Next, I cut off the corners of 5 more 2x6" beams to look like the first 2. I carefully lifted them up on top into prepared Simpson ties and drilled them into place. The structure was more secure, but it still felt too unsteady for my liking. After consulting some builder friends and online posts, I decided to add the diagonal cross-braces in the corners shown at left, attached with more Simpson ties and deck screws. Though it is not as simple-looking, it definitely helped with stability, and the structure is much more sturdy.
Next, it was time to put up the 2x4" beams, flat on top of the cross beams, and drill them into place. My plan started with using 7 2x4s, but I decided to add 6 for more shade. They were all pre-stained, pressure-treated lumber pieces from Home Depot. They cost a little more than the unstained wood, but it's worth it because I didn't have to deal with staining the structure, or re-staining it later on for upkeep.
With the structure in place, it was time to add some landscaping. I decided to use grape vines, as we already have 2 in our yard that do well here in the sun and heat. They grow quickly, can be trained to climb up structures, and are bare in the winter, allowing the sun through to warm up our house. I purchased 4 terracotta pots and 4 1-gallon grape plants, to put one at each corner post, in hopes of training the grape vines to climb up and on top of the pergola.

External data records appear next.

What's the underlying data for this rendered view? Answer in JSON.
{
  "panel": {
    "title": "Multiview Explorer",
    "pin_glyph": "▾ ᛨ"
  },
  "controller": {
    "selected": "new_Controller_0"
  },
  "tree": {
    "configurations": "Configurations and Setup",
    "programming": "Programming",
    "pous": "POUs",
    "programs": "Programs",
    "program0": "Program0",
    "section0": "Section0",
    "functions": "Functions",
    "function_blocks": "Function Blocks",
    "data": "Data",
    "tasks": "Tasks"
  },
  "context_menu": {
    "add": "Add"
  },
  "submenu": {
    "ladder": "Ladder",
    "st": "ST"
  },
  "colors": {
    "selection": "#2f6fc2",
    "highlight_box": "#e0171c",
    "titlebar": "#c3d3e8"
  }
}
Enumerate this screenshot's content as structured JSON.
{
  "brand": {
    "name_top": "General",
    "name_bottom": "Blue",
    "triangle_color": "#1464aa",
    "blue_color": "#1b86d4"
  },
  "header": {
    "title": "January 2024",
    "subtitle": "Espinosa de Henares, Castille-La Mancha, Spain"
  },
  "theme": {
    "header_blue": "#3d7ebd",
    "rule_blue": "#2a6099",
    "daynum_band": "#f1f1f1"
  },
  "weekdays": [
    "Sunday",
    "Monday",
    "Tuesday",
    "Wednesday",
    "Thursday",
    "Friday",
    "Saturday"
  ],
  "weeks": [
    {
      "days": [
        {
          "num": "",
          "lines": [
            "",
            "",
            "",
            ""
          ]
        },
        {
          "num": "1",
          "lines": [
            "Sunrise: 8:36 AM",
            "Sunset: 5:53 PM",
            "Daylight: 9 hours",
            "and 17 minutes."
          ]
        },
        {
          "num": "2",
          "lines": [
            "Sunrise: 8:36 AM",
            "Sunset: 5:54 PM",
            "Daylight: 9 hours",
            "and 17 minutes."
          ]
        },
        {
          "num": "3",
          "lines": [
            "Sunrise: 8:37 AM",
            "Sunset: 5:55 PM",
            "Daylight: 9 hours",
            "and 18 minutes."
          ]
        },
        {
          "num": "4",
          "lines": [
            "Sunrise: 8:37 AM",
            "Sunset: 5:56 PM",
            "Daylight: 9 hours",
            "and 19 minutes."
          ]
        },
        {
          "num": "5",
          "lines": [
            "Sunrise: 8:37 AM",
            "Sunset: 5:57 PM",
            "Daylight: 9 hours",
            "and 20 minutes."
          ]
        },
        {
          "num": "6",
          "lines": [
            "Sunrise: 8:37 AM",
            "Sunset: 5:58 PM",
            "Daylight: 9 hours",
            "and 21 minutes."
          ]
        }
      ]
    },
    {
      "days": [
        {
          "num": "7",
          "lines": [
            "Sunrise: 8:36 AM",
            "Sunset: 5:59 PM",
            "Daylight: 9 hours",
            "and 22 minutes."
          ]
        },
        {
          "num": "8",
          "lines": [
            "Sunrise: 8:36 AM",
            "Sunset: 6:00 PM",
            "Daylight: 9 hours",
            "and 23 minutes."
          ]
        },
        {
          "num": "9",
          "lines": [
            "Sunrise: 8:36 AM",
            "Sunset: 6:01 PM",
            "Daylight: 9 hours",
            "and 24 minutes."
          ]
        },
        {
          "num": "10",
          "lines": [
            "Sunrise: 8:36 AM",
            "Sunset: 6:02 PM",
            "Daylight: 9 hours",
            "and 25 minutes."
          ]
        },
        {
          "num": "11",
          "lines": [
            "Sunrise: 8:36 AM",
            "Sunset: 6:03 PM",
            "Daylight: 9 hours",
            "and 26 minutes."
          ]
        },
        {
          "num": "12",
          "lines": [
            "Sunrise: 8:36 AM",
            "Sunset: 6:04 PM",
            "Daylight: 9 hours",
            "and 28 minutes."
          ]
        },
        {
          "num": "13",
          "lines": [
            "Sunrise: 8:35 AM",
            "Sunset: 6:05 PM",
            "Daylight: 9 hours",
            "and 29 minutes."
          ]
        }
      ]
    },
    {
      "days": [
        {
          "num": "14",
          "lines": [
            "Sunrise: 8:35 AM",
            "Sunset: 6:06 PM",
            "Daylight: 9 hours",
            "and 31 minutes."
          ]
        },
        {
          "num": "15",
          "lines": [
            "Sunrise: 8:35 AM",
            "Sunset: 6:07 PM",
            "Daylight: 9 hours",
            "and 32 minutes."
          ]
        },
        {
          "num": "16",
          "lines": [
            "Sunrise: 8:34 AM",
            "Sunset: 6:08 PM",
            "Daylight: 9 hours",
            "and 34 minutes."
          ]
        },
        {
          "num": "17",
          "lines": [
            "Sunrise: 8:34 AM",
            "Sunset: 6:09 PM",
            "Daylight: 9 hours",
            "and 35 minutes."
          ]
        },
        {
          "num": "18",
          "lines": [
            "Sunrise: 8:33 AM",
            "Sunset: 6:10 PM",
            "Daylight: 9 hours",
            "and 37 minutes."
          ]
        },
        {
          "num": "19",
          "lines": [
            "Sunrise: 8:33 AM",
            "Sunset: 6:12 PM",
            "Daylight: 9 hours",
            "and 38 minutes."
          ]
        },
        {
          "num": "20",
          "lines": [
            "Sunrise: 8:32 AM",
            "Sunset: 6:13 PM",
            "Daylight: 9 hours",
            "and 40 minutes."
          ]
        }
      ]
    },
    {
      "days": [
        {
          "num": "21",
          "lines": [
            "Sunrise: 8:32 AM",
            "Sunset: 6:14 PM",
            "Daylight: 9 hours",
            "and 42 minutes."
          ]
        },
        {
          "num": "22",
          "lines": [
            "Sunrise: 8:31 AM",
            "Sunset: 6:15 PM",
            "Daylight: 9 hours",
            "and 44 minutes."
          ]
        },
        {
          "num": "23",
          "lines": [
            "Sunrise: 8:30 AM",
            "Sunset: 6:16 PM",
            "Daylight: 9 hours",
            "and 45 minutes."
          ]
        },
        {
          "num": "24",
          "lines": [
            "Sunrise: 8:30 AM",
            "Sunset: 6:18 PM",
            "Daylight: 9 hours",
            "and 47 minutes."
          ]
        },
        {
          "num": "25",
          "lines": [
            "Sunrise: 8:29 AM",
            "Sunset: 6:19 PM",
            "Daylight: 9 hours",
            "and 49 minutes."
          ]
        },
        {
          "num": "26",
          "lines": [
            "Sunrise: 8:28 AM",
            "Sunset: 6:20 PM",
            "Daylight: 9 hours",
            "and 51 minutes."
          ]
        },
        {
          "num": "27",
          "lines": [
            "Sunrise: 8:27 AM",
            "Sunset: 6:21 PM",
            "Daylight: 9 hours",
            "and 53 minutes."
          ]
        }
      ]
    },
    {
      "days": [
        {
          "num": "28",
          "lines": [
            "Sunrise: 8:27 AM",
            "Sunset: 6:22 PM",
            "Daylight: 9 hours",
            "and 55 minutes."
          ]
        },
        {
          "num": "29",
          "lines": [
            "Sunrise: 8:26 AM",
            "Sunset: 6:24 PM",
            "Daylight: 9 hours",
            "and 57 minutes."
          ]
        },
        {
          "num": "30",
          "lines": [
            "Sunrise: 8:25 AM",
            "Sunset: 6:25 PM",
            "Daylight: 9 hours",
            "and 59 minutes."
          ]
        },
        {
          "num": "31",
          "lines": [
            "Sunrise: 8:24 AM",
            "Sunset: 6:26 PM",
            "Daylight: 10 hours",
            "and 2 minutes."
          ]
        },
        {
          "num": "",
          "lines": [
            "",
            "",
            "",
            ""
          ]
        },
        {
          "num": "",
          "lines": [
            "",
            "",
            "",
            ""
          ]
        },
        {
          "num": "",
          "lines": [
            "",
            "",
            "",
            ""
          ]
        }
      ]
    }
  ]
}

Here is the final product!
The pergola itself, including lumber and hardware cost just under $500.
The plants and pots were another $100.
See my next post on Pergola Irrigation to see how I designed a drip system to water the grapes.
*Please note, I am not a professional builder or designer. Please be familiar with your local building requirements and safety issues before beginning your own building projects!
**You are welcome to use my designs or improve upon them, I just request that you send me a photo of your project when you are done!